I have just returned from Cuba and will be posting extensively on that trip soon, but for now here is a bit I learned about Panama:
- If they don’t know your name, Panamanian’s refer to anyone under 40 as joven, meaning “young.” Having just turned 30, I was more than happy to be called this.
- Taxi drivers invent prices. I feel as though I spent the whole week negotiating with them. If you’re a tourist, they will try to con you, so it is important to ask the locals how much it should cost before you get a cab. If you speak Spanish, you will be able to haggle for the correct price.
- The local rum is called Abuelo, which I did not enjoy that much.
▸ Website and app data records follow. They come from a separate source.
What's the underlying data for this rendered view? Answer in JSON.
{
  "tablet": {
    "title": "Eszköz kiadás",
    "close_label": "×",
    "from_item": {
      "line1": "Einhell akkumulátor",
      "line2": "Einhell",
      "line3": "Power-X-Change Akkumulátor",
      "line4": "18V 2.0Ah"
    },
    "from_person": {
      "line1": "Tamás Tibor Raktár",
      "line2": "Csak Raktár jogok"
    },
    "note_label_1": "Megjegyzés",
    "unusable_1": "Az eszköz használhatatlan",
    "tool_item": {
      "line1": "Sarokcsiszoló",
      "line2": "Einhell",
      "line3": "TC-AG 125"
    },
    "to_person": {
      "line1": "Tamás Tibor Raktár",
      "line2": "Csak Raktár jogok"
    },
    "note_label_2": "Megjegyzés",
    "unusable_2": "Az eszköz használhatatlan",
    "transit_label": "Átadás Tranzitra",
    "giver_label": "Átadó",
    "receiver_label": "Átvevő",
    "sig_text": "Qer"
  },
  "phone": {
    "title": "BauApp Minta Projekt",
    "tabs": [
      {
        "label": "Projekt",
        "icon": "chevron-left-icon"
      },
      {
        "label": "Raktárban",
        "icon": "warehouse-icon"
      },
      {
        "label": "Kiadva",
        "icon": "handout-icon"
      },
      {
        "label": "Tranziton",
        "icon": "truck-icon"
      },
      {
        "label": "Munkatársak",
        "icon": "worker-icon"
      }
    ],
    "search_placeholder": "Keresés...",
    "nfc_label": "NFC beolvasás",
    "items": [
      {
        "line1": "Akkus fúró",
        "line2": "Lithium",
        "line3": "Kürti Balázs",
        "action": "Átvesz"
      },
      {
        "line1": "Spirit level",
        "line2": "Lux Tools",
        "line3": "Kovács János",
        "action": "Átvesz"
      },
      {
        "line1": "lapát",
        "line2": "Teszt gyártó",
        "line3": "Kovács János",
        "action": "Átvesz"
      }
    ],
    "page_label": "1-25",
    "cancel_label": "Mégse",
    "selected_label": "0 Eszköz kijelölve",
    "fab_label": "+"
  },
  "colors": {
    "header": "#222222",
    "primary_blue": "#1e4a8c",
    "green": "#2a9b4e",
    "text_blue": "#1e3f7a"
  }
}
- They have decent roads. When I went to Costa Rica, the bus rides were a nightmare of bumpy, unpaved roads. Perhaps because of all the years America was running the canal, the roads in Panama are better quality than many places in Central America.
- Their coins mirror America’s. Panama uses the U.S. Dollar as their currency, in addition to what they call Balboa, which is basically the same thing. The bills are standard American banknotes, but Panama has their own coins. With the exception of the dollar coin which is two colors, their coins are roughly the same size and color as the U.S. ones, making them quite easy to use (if you’re American).
- The indigenous Kuna women walk around in their traditional, bright-colored dresses, which resemble muumuus. They sell them in some souvenir shops, but they are quite expensive: upwards of $40.
- The temperatures and climate vary greatly throughout the country. Panama City is a hot and humid hellhole, where as Boquete is more arid and breezy. The Atlantic and Pacific coasts and beaches also have very different vibes.
- The locals just refer to Panama City as Panama. They understand by the context when you mean the city and when you mean the country. Also, I didn’t know until I got there that Boquete is pronounced as if there is an accent on the end: bo-ke-te.
- Frosted Flakes in Panama are called Zucaritas.